Could you retype all of the records exactly, leaving out every picture?

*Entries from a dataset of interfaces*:

================================

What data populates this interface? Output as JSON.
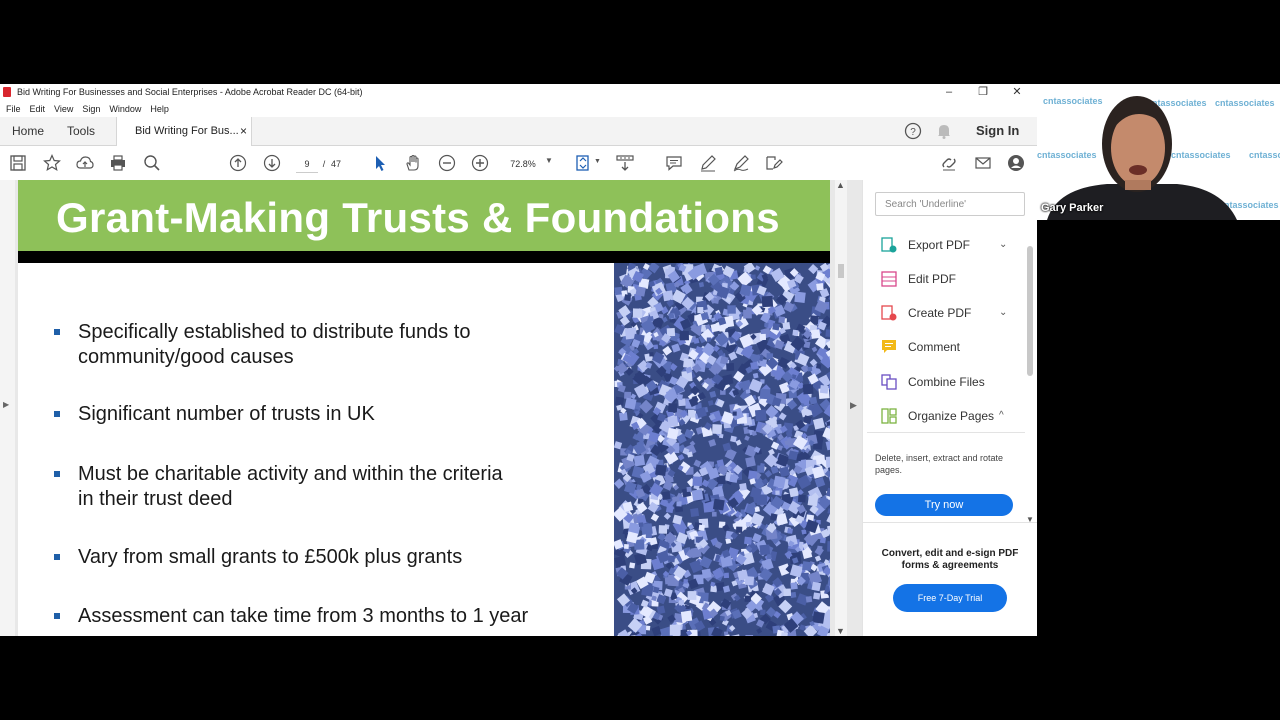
{
  "window": {
    "title": "Bid Writing For Businesses and Social Enterprises - Adobe Acrobat Reader DC (64-bit)",
    "minimize": "–",
    "restore": "❐",
    "close": "✕"
  },
  "menu": [
    "File",
    "Edit",
    "View",
    "Sign",
    "Window",
    "Help"
  ],
  "tabs": {
    "home": "Home",
    "tools": "Tools",
    "doc_tab": "Bid Writing For Bus...",
    "doc_tab_close": "×",
    "sign_in": "Sign In"
  },
  "toolbar": {
    "page_current": "9",
    "page_separator": "/",
    "page_total": "47",
    "zoom": "72.8%"
  },
  "slide": {
    "title": "Grant-Making Trusts & Foundations",
    "bullets": [
      [
        "Specifically established to distribute funds to",
        "community/good causes"
      ],
      [
        "Significant number of trusts in UK"
      ],
      [
        "Must be charitable activity and within the criteria",
        "in their trust deed"
      ],
      [
        "Vary from small grants to £500k plus grants"
      ],
      [
        "Assessment can take time from 3 months to 1 year"
      ]
    ]
  },
  "right_pane": {
    "search_placeholder": "Search 'Underline'",
    "tools": [
      {
        "label": "Export PDF",
        "icon": "export-pdf-icon",
        "expander": "⌄"
      },
      {
        "label": "Edit PDF",
        "icon": "edit-pdf-icon",
        "expander": ""
      },
      {
        "label": "Create PDF",
        "icon": "create-pdf-icon",
        "expander": "⌄"
      },
      {
        "label": "Comment",
        "icon": "comment-icon",
        "expander": ""
      },
      {
        "label": "Combine Files",
        "icon": "combine-files-icon",
        "expander": ""
      },
      {
        "label": "Organize Pages",
        "icon": "organize-pages-icon",
        "expander": "^"
      }
    ],
    "organize_desc": "Delete, insert, extract and rotate pages.",
    "try_now": "Try now",
    "promo": "Convert, edit and e-sign PDF forms & agreements",
    "trial_button": "Free 7-Day Trial"
  },
  "webcam": {
    "name": "Gary Parker",
    "watermark": "cntassociates"
  },
  "colors": {
    "slide_header": "#8ec159",
    "bullet": "#1f5fa8",
    "acrobat_blue": "#1473e6"
  }
}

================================

*EXPECTED ANSWER*:
What data populates this interface? Output as JSON.
{
  "window": {
    "title": "Bid Writing For Businesses and Social Enterprises - Adobe Acrobat Reader DC (64-bit)",
    "minimize": "–",
    "restore": "❐",
    "close": "✕"
  },
  "menu": [
    "File",
    "Edit",
    "View",
    "Sign",
    "Window",
    "Help"
  ],
  "tabs": {
    "home": "Home",
    "tools": "Tools",
    "doc_tab": "Bid Writing For Bus...",
    "doc_tab_close": "×",
    "sign_in": "Sign In"
  },
  "toolbar": {
    "page_current": "9",
    "page_separator": "/",
    "page_total": "47",
    "zoom": "72.8%"
  },
  "slide": {
    "title": "Grant-Making Trusts & Foundations",
    "bullets": [
      [
        "Specifically established to distribute funds to",
        "community/good causes"
      ],
      [
        "Significant number of trusts in UK"
      ],
      [
        "Must be charitable activity and within the criteria",
        "in their trust deed"
      ],
      [
        "Vary from small grants to £500k plus grants"
      ],
      [
        "Assessment can take time from 3 months to 1 year"
      ]
    ]
  },
  "right_pane": {
    "search_placeholder": "Search 'Underline'",
    "tools": [
      {
        "label": "Export PDF",
        "icon": "export-pdf-icon",
        "expander": "⌄"
      },
      {
        "label": "Edit PDF",
        "icon": "edit-pdf-icon",
        "expander": ""
      },
      {
        "label": "Create PDF",
        "icon": "create-pdf-icon",
        "expander": "⌄"
      },
      {
        "label": "Comment",
        "icon": "comment-icon",
        "expander": ""
      },
      {
        "label": "Combine Files",
        "icon": "combine-files-icon",
        "expander": ""
      },
      {
        "label": "Organize Pages",
        "icon": "organize-pages-icon",
        "expander": "^"
      }
    ],
    "organize_desc": "Delete, insert, extract and rotate pages.",
    "try_now": "Try now",
    "promo": "Convert, edit and e-sign PDF forms & agreements",
    "trial_button": "Free 7-Day Trial"
  },
  "webcam": {
    "name": "Gary Parker",
    "watermark": "cntassociates"
  },
  "colors": {
    "slide_header": "#8ec159",
    "bullet": "#1f5fa8",
    "acrobat_blue": "#1473e6"
  }
}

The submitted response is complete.